Bosnia's 'eternal refugees' await historic Mladic verdict

Bosnia's 'eternal refugees' await historic Mladic verdict
Nearly 9,000 Bosnian citizens still live in 156 refugee camps across the country after fleeing the brutal 1992-1995 war that killed over 100,000 people.
4 min read
21 November, 2017

Bosnia - Eternal refugees

Suhra Mustafic was assigned barrack number 21 at the Jezevac camp in 1994 for displaced people as she awaited the end of Bosnia's bloody war.

Nearly a quarter of a century later she still lives there.

Having fled at the beginning of the 1992-1995 war - which claimed 100,000 lives and left 2.2 million displaced - she and her four children never returned to Skelani, their village on the Drina river, a natural border between Bosnia and Serbia.

Her husband was killed a few months later in the eastern town of Srebrenica fighting forces of Bosnian Serb military chief Ratko Mladic, nicknamed the "Butcher of Bosnia".

Judges at the International Criminal Tribunal for the former Yugoslavia (ICTY) on Wednesday will hand down a long-awaited verdict against the Bosnian Serb commander, who is accused of 11 counts, including genocide, war crimes and crimes against humanity.

Now aged 54, very ill and almost blind, Mustafic is one of about 400 people who settled in the "temporary" camp between a pine forest and a coal mine waste dump.

The Jezevac camp has become a poor neighbourhood on the outskirts of the north-eastern Bosnian town of Tuzla.

The majority of its occupants come from the area around Srebrenica, where in July 1995 Mladic's forces executed some 8,000 Bosnian Muslim men and boys.

The atrocity was the worst in Europe since the Second World War and deemed genocide by international courts.

Mustafic's family living quarters, covering 35 square meters, were not designed to last. The floor is rotten under the carpet, while old furniture in the house is falling apart.

But Mustafic never wanted to return to her Skelani, some 140 kilometres to the southeast.

"Never! Even if I were offered a five-storey house in my village, or five houses, I would not return there," she said.

"There is no one with whom I could share my daily life. My family, and those of my neighbours, were destroyed."

'Prisoners of trauma'

After the war a peace deal split Bosnia along ethnic lines into two semi-independent entities.

Skelani is now located in the Serb-run entity, Republika Srpska, while the camp is on the other side of the demarcation line, in the federation dominated by Bosnian Muslims and Croats.

According to Branka Antic Stauber, from the local "Women's Strength" NGO assisting the refugees, these often-widowed women in camps like Jezevac do not want to leave.

They have become "prisoners of their trauma because they never managed to break the impasse in which they found themselves", she said.

"Idleness is the silent killer of these people, and the fact that we got them used to being dependent, by giving them what they needed for years, has only plunged them into inactivity.

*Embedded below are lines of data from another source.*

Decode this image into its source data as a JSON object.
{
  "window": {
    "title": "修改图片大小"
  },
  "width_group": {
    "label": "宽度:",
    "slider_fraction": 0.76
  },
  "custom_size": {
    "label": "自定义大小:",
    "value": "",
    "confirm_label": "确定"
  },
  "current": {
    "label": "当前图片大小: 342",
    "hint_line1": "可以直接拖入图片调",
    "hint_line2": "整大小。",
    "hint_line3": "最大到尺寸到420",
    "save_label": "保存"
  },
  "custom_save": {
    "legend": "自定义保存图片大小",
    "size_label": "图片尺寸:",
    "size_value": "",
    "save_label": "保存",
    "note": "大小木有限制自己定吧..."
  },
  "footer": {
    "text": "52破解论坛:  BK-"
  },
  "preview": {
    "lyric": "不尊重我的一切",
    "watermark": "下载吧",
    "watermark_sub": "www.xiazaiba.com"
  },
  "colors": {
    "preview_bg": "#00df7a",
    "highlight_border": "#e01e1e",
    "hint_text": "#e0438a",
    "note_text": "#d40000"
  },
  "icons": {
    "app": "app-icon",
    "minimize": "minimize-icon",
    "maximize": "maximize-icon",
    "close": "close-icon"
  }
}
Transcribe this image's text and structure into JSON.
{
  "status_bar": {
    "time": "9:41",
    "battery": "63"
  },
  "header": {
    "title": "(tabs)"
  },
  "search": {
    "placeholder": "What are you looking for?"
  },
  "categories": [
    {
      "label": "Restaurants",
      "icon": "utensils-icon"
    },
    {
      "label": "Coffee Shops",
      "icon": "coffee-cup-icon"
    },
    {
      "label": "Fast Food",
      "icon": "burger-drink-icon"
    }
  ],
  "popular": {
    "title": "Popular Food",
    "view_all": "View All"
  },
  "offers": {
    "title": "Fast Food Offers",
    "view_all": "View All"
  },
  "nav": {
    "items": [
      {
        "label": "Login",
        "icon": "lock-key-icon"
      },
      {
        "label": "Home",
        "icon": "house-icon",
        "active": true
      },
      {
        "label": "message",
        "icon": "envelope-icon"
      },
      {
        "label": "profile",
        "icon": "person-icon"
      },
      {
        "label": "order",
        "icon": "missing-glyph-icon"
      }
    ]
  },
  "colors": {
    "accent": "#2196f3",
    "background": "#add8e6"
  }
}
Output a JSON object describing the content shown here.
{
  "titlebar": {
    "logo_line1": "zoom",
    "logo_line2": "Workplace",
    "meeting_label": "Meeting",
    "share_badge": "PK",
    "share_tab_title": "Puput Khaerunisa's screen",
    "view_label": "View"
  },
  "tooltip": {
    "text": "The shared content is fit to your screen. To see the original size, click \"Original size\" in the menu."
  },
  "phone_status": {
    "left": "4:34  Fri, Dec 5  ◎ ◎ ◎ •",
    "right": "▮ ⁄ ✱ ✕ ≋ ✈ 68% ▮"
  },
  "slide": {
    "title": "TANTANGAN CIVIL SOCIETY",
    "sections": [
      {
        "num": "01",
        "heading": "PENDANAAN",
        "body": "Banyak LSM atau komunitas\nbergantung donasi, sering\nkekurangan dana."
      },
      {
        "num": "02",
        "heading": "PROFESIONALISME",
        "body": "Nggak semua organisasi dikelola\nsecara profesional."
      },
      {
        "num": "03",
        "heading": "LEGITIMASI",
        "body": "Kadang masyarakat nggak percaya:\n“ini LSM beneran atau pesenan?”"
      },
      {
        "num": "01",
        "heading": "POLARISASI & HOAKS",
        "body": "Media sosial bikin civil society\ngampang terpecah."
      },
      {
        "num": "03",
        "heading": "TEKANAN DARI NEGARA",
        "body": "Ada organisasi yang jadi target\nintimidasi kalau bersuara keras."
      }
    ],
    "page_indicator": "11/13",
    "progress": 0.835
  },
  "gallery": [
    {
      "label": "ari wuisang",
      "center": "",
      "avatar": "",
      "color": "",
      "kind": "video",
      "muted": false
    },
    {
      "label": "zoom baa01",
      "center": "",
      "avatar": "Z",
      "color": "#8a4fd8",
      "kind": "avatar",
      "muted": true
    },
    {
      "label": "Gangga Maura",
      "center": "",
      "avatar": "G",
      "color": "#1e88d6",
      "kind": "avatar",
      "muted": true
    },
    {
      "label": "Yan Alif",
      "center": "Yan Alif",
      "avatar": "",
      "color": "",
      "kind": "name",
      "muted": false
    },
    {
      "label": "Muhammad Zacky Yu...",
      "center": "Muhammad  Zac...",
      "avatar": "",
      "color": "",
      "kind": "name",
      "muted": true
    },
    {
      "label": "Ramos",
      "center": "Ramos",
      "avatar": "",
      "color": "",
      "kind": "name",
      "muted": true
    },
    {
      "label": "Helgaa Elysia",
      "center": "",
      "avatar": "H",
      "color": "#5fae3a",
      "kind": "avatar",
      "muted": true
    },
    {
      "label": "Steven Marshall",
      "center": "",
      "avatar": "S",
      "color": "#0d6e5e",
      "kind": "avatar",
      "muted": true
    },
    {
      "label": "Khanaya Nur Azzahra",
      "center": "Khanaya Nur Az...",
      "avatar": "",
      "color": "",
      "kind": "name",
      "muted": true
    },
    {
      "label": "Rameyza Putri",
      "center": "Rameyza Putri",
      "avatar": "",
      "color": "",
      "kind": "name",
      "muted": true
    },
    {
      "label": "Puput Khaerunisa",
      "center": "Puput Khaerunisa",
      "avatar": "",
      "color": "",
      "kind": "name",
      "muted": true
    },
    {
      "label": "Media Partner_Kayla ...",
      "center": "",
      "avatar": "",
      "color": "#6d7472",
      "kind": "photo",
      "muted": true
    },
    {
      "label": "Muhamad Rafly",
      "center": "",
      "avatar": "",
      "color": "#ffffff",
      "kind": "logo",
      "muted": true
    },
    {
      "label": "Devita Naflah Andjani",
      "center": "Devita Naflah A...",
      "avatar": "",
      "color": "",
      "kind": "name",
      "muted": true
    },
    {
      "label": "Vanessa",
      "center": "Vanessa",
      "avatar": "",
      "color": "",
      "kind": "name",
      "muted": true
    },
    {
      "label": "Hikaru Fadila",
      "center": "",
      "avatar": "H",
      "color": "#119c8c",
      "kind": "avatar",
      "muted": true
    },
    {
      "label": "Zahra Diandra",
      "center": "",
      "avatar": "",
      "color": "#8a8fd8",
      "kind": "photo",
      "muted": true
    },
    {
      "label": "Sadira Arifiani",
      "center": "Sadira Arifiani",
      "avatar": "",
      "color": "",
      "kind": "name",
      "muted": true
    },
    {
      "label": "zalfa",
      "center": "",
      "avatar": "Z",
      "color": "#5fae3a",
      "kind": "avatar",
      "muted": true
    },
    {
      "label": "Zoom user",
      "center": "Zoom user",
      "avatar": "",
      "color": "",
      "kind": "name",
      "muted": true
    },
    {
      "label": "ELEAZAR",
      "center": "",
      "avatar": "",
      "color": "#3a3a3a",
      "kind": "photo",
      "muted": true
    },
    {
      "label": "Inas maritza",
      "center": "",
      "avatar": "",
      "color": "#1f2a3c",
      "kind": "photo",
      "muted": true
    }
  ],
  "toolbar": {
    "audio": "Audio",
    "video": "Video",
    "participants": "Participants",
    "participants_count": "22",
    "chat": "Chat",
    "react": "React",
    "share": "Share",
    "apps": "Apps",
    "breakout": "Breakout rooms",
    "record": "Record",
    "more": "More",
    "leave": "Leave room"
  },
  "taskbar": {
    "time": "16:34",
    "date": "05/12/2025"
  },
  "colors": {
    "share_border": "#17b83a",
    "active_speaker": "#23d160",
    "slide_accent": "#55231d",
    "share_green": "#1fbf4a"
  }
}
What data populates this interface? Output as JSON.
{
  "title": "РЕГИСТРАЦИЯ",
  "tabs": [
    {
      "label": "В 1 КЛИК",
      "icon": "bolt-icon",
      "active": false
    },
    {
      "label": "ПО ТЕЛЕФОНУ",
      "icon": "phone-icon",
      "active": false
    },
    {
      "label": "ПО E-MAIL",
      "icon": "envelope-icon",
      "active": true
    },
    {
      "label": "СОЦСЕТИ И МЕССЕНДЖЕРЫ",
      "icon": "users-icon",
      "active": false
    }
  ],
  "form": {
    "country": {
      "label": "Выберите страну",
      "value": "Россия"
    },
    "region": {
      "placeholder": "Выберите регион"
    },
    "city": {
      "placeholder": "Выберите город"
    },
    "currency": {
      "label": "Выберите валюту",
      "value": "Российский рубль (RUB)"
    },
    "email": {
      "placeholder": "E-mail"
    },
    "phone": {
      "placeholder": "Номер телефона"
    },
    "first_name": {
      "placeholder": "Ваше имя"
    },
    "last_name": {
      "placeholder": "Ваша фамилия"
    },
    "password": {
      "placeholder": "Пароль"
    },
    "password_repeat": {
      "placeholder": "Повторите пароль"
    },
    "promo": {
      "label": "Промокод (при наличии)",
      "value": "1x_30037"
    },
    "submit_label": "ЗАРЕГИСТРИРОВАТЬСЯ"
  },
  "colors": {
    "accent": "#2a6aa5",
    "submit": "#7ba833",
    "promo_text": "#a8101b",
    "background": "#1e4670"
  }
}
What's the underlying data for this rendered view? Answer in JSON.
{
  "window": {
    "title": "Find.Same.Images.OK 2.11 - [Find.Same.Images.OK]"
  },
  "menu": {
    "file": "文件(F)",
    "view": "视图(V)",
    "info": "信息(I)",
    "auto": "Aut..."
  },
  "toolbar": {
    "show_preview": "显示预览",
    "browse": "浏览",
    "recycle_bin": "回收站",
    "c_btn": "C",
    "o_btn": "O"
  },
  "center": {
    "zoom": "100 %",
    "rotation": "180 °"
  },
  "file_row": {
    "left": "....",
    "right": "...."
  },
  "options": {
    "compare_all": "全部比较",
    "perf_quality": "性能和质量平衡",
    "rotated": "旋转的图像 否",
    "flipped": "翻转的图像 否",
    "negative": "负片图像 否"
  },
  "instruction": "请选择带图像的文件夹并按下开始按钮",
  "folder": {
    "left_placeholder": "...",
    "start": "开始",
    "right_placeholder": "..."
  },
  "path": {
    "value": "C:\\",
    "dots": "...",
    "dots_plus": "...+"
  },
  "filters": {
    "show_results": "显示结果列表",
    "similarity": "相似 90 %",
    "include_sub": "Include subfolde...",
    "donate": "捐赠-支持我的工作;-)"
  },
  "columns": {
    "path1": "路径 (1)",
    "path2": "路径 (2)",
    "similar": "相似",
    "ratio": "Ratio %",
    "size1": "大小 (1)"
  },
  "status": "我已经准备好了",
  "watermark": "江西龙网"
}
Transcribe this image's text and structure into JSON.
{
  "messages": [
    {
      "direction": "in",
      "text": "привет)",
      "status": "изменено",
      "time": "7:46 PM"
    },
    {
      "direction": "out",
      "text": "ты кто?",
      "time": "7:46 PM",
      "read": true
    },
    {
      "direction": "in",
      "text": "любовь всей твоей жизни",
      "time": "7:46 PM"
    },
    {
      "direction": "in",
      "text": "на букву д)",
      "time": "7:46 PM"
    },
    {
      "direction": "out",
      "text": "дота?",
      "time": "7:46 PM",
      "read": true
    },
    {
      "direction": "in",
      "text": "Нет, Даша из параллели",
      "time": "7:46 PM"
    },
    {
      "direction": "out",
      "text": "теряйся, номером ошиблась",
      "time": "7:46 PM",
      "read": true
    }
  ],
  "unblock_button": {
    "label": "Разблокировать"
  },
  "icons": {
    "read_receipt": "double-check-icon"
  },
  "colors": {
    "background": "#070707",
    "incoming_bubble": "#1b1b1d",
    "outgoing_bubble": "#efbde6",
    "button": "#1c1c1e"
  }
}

It extinguished their need to work and their ambitions."

'Refugees since birth'

Hadzira Ibrahimovic has been living in the Jezevac camp since she was 13 years old and started a family there.

Her three children - aged 18, 11 and five - are "refugees since birth", said the woman from the Srebrenica region, who survives as best she can.

"We pick up coal on the dump and we sell it," Ibrahimovic, 38, told AFP.

"We cannot return. The house has been razed, there is no one left in the village, no school," she said.

The widowed refugees receive a monthly pension of 360 convertible marks ($217), which also supports their relatives.

"The third generation of children are starting to be born in these collective centres. We are seeing a transmission of the trauma to children and grandchildren," said Antic Stauber.

Nearly 9,000 Bosnian citizens still live in 156 such camps across the country. 

Bosnia's Minister for Refugees Issues, Semiha Borovac, recently announced the goal of closing them by 2020.

But that can only be achieved with the construction of social housing.

Psychologists and social workers from the Women's Strength association visit Jezevac twice a week.

The organisation is financially supported by Germany and the Netherlands, but not by the authorities or war victims' associations.

"Politicians come to see us before the elections. Women from Srebrenica mothers' groups have never come," complained Mustafic.